Migration is a major challenge not only in cloud technologies but has been in our orthodox change programs and products as we seek for transitions and continuity from the old system into the new without loosing much of the liquid data that powers our processes.
In a similar post where I made clear cut explanations of moving files across different cloud providers, it has become obvious and also from personal requests that I make a Support-Assisted analysis of what every system administrator needs to put into consideration before starting on a migration project.
Let me start by listing Key factors to assess before starting;
- File type compatibility
- Supported Operating Systems
- Size of data
- Data Access and Collaboration
- Security needs and Business relevance
File Type Compatibility – this is a very key point to note as each cloud provider has a list of their supported file types and the type of extensions they allow to be synced and managed through their storage listings. Having this in check will inform you of your decision of moving your Business data into these storage containers so as not to encounter challenges when in production.
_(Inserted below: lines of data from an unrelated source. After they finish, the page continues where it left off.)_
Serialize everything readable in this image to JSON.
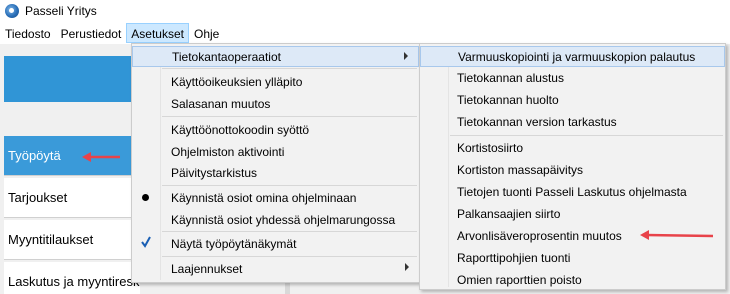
{
  "window": {
    "title": "Passeli Yritys"
  },
  "menubar": {
    "items": [
      {
        "label": "Tiedosto"
      },
      {
        "label": "Perustiedot"
      },
      {
        "label": "Asetukset"
      },
      {
        "label": "Ohje"
      }
    ]
  },
  "nav": {
    "items": [
      {
        "label": "Työpöytä"
      },
      {
        "label": "Tarjoukset"
      },
      {
        "label": "Myyntitilaukset"
      },
      {
        "label": "Laskutus ja myyntireskontra"
      }
    ]
  },
  "asetukset_menu": {
    "items": [
      {
        "label": "Tietokantaoperaatiot"
      },
      {
        "label": "Käyttöoikeuksien ylläpito"
      },
      {
        "label": "Salasanan muutos"
      },
      {
        "label": "Käyttöönottokoodin syöttö"
      },
      {
        "label": "Ohjelmiston aktivointi"
      },
      {
        "label": "Päivitystarkistus"
      },
      {
        "label": "Käynnistä osiot omina ohjelminaan"
      },
      {
        "label": "Käynnistä osiot yhdessä ohjelmarungossa"
      },
      {
        "label": "Näytä työpöytänäkymät"
      },
      {
        "label": "Laajennukset"
      }
    ]
  },
  "tietokanta_submenu": {
    "items": [
      {
        "label": "Varmuuskopiointi ja varmuuskopion palautus"
      },
      {
        "label": "Tietokannan alustus"
      },
      {
        "label": "Tietokannan huolto"
      },
      {
        "label": "Tietokannan version tarkastus"
      },
      {
        "label": "Kortistosiirto"
      },
      {
        "label": "Kortiston massapäivitys"
      },
      {
        "label": "Tietojen tuonti Passeli Laskutus ohjelmasta"
      },
      {
        "label": "Palkansaajien siirto"
      },
      {
        "label": "Arvonlisäveroprosentin muutos"
      },
      {
        "label": "Raporttipohjien tuonti"
      },
      {
        "label": "Omien raporttien poisto"
      }
    ]
  },
  "colors": {
    "accent": "#3095d6",
    "selected_nav": "#3a9ad9",
    "annotation_arrow": "#e8434a"
  }
}
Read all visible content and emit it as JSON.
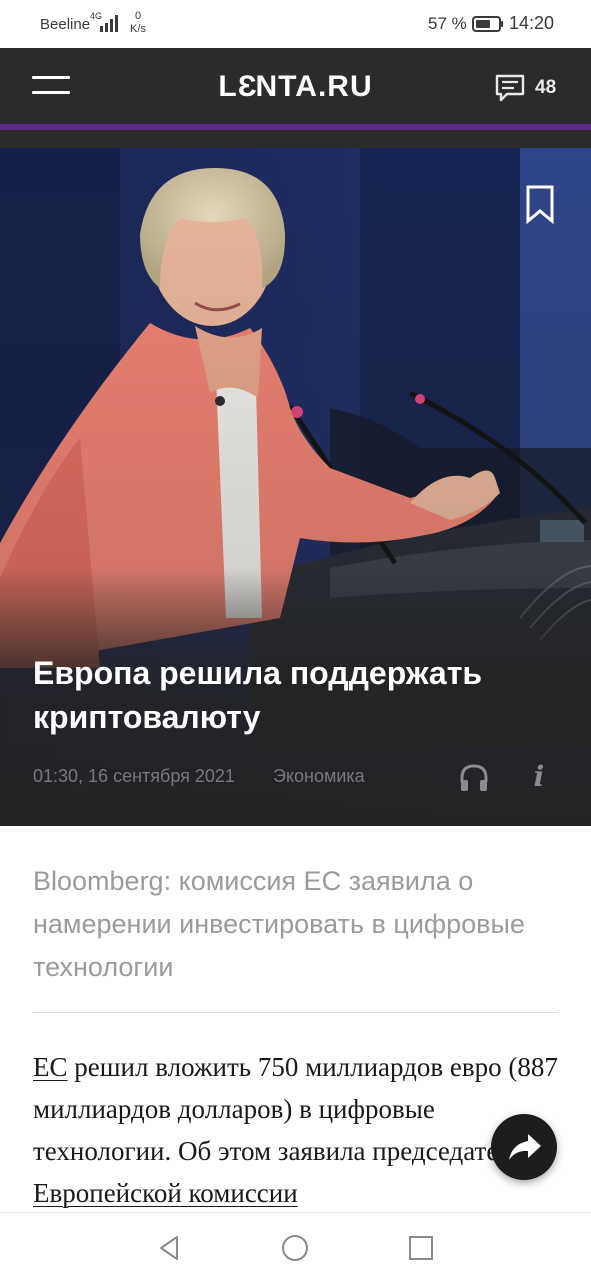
{
  "status_bar": {
    "carrier": "Beeline",
    "network": "4G",
    "data_speed_value": "0",
    "data_speed_unit": "K/s",
    "battery_percent": "57 %",
    "time": "14:20"
  },
  "header": {
    "logo": {
      "left": "L",
      "mid": "Ɛ",
      "right": "NTA.RU"
    },
    "comments_count": "48",
    "accent_color": "#5d2b86"
  },
  "article": {
    "title": "Европа решила поддержать криптовалюту",
    "date": "01:30, 16 сентября 2021",
    "rubric": "Экономика",
    "subtitle": "Bloomberg: комиссия ЕС заявила о намерении инвестировать в цифровые технологии",
    "body": {
      "link1": "ЕС",
      "text1": " решил вложить 750 миллиардов евро (887 миллиардов долларов) в цифровые технологии. Об этом заявила председатель ",
      "link2": "Европейской комиссии"
    }
  },
  "icons": {
    "menu": "menu-icon",
    "comments": "comment-icon",
    "bookmark": "bookmark-icon",
    "audio": "headphones-icon",
    "info": "info-icon",
    "share": "share-icon",
    "nav_back": "back-icon",
    "nav_home": "home-icon",
    "nav_recent": "recent-apps-icon"
  },
  "info_glyph": "i"
}
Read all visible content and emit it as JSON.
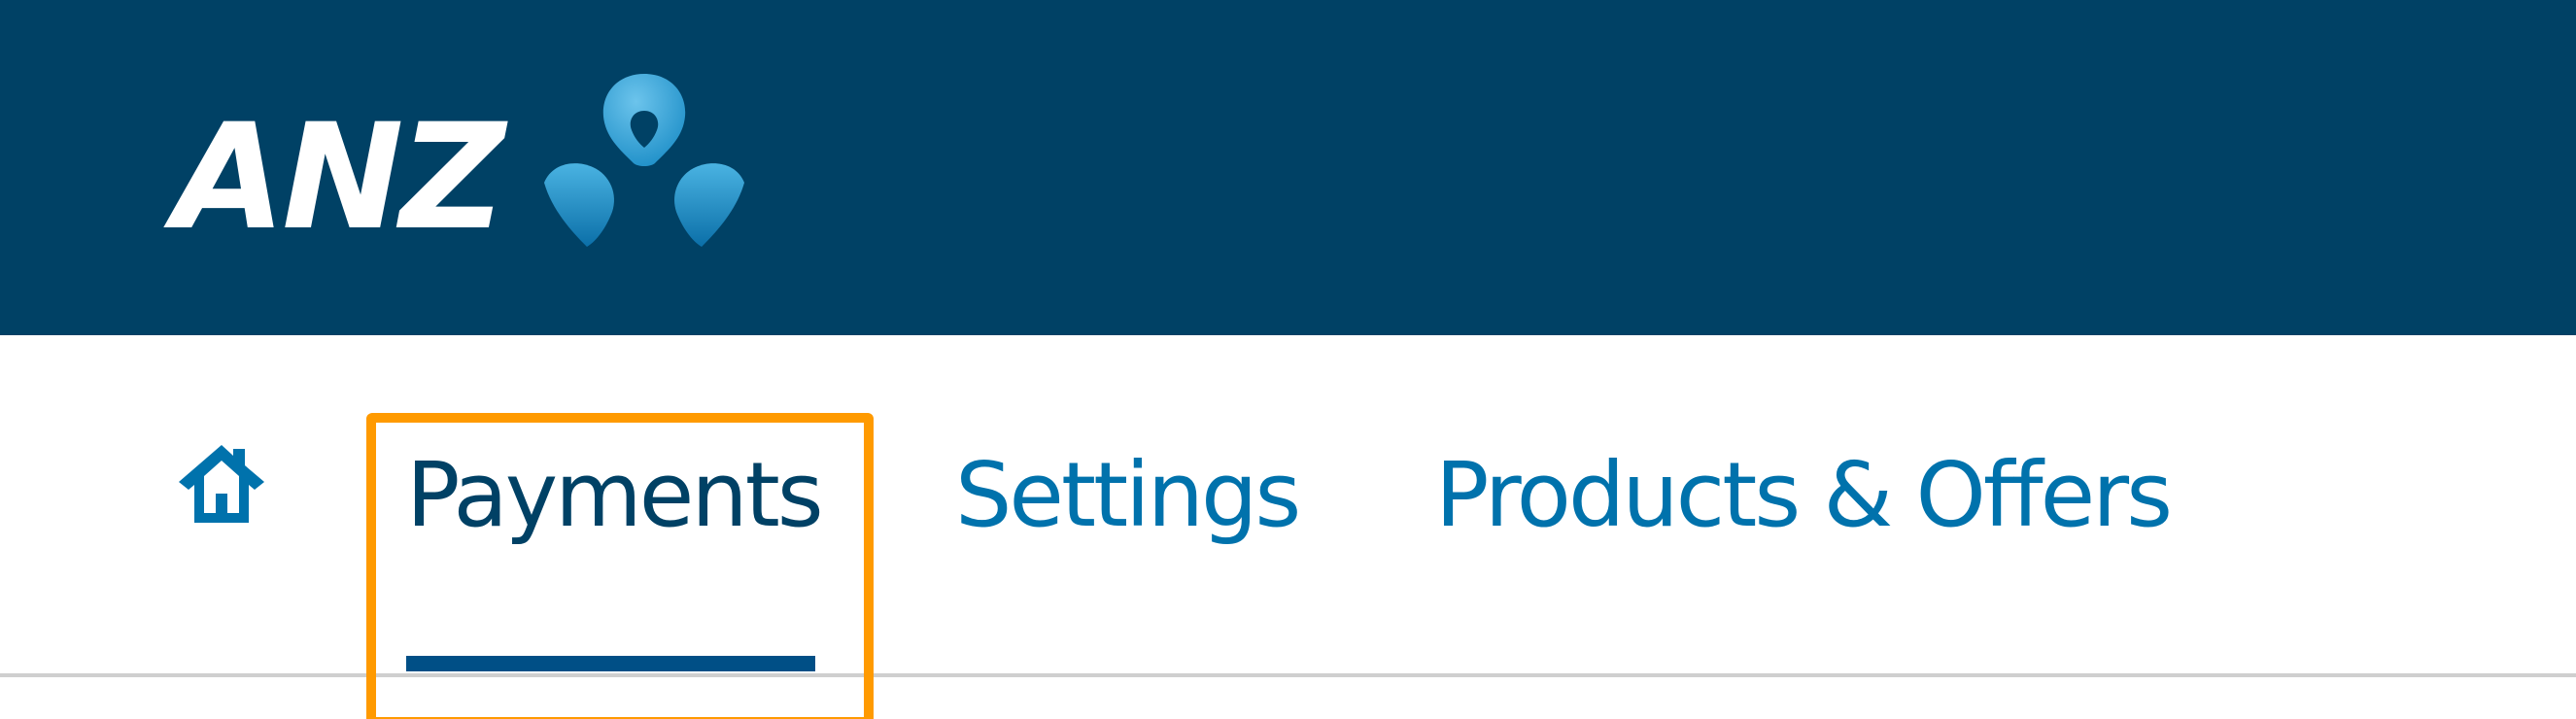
{
  "header": {
    "logo_text": "ANZ",
    "logo_alt": "ANZ logo",
    "background_color": "#004165",
    "accent_color": "#0072ac"
  },
  "nav": {
    "home_icon": "home-icon",
    "tabs": [
      {
        "id": "payments",
        "label": "Payments",
        "active": true
      },
      {
        "id": "settings",
        "label": "Settings",
        "active": false
      },
      {
        "id": "products",
        "label": "Products & Offers",
        "active": false
      }
    ]
  },
  "highlight": {
    "target": "payments",
    "color": "#ff9a00"
  }
}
Supported Operating System – this point also bothers on file type compatibility but is broader on an OS-level as each operating system has its file systems and this comes with a different form of interactive specification with diverse file systems. For example, the MAC OS is fond of generating temp file within the OneDrive sync location which starts with an underscore “_” followed by a generic file name with “.” at the tail end; this naming convention isn’t supported on Windows PCs running Onedrive and these throw up challenges along the way.
Size of Data – this is a very big question as customer reviews, quality assurance scores and international brand service history need be put into play here as storage size limitations need be put into account while choosing a Cloud Storage Provider that can handle your local files archive on a long term basis. Major Cloud players like Microsoft, Amazon, Google, and DropBox, Inc. each have their minimum storage listing that comes with service plans and subscriptions for different organization sizes and complexities. Choosing a cost-effective and minimal risk listing is key in scaling this huddle.
Data access and collaboration– Knowing what the ultimate data need of every cloud platform will be in the long run will be critical to choosing the best fit as needs and relevance outweigh the cost. The cloud platform a library will choose for Archival Storage of visitors, artifacts history, historical data, and other related information will be different from that a modern farm will need for its myriad of remote workers and other farm locations. The same applies to other business types and enterprises.
We have seen a situation where administrators failed to draft a collaboration strategy/structure and this left their end-users encountering various sync related challenges due to their going against the laid down recommendations for data access and storage. If you require collaborations at all levels, choose a platform that supports that efficiently.
Security Needs and Business Relevance – How secured your data is and its compliance with every international standard around Confidentiality, Availability, and Integrity is vital to ensure your trade secrets and data are safe from prying eyes and secured for transfers across other platforms and media. GDPR and other such policies help to provide some form of governance for enterprise data management platforms to ensure compliance and enterprise security – for further reference, click here.
Scalability – can your cloud provider provide upwards and Sideways scaling provisions? This is a very important question to answer.
How easy and swiftly you can add up new storage stacks, new processors, and new dedicated resources will mark the difference between a personally targeted storage platform and an enterprise-positioned alternative.
All these are the pressing points I think challenges some administrators and they need to be addressed before any commitments are made in paying for any cloud listing.
As a Cloud Administrator, you can channel your migration questions and inquiries through me and I will sure provide workable ideas and recommendations.